Only Focusing on Traditional Job Search Techniques
Resume. LinkedIn. Networking events.
We all know the traditional tasks and pieces that go along with job searches and career changes. But what works for you?
Seriously. Take a minute to think about how you got jobs in the past. Was it through a former colleague? Was it from going to an industry conference and meeting people? Was it through looking through lots of job postings and applying to a few that seemed to be spot on for you?
There’s a tendency to feel like you have to be ‘out there!’ networking and going to events every evening to meet people because you don’t know who you might meet that might have the best job for you! That’s partly true, but for many people this is exhausting and awkward. If you find it draining and dread the thought of it, you’re probably not at your best when you’re at big, social networking events.
Traditional networking events might not actually play to your strengths of how you build relationships. You might build a smaller number of deeper relationships that yield just as much value. Think about how you form relationships with people and think about what kinds of relationships you like building – that will probably lead you to uncovering the best route for you and tell you what the best networking style is for you.
Try asking yourself, what are the skills and talents I bring to my work and how can I apply those to my job search so I’m playing to my strengths and not burning out by trying to do what everyone else does?
Networking Before You Have Clarity
Whether it’s big, networking mixers or one-on-one coffees with former colleagues, it’s critical to spend the time thinking through what you want to communicate so you’re coming across polished and professional.
This doesn’t mean you have to know exactly what you’re looking to do next – in fact, you should be open about the fact that you’re exploring different career paths. Because that’s probably why you’re networking – to learn more and get more info on your interests to determine what the best move is for you next.
But when you do start networking, you want to have a clear, eloquent 90-second ‘story’ or ‘narrative’ that tells people who you are, what you’re exploring, why it’s of interest to you, and the info that you’re seeking to determine if this is the right path for you and how you might explore it further.
So ask yourself, can I communicate to different people why I’m interested in talking to them without giving them a 5-minute overview of my life? Do I know what I’m looking to get out of a networking experience or conversation so that I maximize both their and my time?
Not Giving Yourself Enough Time
There are tons of factors at play that makes it impossible to predict how long it will really take to make a career change. Where you live, your salary level, your experience level, the type of change you’re trying to make and other external factors all play into how long it takes.

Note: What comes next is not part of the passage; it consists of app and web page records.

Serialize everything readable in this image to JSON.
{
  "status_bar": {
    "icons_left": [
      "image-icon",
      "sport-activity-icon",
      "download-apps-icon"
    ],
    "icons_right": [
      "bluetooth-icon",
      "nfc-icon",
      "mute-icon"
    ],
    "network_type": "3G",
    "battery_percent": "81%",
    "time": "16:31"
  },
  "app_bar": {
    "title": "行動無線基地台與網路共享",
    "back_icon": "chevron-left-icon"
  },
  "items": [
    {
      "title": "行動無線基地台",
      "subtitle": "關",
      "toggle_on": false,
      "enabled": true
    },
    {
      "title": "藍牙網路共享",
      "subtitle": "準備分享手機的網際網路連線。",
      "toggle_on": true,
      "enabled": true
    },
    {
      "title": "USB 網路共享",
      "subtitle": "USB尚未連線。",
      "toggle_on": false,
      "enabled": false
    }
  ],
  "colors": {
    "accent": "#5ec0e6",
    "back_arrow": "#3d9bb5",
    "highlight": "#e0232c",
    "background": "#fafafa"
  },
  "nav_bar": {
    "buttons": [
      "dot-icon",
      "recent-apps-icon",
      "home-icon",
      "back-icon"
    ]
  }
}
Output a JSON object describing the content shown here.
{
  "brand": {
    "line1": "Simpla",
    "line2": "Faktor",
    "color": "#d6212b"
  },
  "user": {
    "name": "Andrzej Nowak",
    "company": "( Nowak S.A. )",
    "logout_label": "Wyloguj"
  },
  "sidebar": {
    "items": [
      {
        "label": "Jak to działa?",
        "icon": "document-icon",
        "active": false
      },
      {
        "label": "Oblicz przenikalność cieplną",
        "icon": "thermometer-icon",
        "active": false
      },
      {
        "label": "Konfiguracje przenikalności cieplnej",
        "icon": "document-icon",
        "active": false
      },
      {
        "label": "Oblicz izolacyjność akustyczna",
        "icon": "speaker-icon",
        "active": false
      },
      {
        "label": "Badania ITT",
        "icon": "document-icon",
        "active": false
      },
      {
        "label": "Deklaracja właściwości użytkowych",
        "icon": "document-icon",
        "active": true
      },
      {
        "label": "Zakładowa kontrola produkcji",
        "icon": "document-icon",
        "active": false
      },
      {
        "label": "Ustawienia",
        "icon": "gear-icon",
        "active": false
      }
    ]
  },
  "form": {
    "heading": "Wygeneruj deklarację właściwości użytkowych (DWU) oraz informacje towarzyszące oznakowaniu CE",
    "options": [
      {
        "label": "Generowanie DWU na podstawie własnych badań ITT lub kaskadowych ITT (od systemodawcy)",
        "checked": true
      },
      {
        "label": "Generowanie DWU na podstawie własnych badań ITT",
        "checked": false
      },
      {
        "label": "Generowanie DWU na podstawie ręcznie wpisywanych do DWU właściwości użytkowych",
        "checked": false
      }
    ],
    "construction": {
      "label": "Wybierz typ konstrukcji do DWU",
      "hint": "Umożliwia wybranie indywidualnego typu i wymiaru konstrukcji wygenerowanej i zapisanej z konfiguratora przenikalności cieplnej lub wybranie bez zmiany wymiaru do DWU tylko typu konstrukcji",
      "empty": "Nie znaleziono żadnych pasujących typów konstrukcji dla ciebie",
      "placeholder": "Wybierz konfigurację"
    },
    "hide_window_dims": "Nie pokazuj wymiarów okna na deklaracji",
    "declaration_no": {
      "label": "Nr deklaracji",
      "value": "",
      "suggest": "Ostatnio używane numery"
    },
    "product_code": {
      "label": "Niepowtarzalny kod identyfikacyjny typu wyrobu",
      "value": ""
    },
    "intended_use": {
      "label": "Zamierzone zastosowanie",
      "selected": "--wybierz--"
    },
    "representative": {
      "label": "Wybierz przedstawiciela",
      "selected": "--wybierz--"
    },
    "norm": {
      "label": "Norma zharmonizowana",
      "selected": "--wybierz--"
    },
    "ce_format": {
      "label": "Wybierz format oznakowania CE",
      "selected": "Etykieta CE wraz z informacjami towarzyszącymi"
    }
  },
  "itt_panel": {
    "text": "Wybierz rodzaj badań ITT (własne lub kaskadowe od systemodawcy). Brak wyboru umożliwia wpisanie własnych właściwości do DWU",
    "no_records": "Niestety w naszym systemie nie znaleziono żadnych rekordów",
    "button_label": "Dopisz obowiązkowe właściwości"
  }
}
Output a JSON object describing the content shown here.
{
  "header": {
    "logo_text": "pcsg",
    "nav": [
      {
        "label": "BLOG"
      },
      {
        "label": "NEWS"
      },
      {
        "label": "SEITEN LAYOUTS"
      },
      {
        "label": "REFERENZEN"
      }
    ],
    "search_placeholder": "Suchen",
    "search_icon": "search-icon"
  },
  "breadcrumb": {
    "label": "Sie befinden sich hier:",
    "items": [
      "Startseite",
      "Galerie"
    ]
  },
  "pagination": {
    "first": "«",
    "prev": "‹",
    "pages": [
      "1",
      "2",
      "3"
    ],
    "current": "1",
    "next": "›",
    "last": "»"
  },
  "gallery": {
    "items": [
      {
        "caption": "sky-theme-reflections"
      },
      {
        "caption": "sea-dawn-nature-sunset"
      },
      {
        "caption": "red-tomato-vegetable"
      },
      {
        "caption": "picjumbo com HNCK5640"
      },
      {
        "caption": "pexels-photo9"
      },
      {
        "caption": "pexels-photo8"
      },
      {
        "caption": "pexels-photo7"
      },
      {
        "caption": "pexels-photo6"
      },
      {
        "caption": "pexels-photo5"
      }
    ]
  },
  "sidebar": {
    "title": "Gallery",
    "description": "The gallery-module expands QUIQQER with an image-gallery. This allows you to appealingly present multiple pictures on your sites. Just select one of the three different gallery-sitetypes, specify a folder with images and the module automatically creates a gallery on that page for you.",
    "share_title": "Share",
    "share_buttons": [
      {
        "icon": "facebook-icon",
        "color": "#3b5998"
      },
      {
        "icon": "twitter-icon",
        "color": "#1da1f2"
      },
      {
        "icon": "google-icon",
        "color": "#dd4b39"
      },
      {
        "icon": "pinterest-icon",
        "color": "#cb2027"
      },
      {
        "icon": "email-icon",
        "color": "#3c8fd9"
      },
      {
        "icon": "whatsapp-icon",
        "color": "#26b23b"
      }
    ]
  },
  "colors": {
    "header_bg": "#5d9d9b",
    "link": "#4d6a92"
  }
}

Even if you’re staying in the same industry and looking for a similar job, a job search can take months to a year. If you’re trying to make a bigger pivot, it’s probably going to take you more time.
I’ve seen serious job hunting clients find a job in less than 6 weeks, and many have searched rigorously for more than a year before securing a final position.
You want to start laying the foundation for change, and starting to look before you find yourself so frustrated at work that you’re loosing energy because you’re so drained by your current job. The more burned out and miserable you are in your current work often the longer it takes to find something else. So start now!
So ask yourself, do I think I’ll want to be in this job in six months? Or a year? What would I be looking to move into next? How long should I give myself to make the transition so I don’t end up feeling stuck and drained in my current position?
Again, everyone’s search is different and there’s no one ‘right approach’ to figuring out your career path.
Got another pitfall to avoid? Let us know!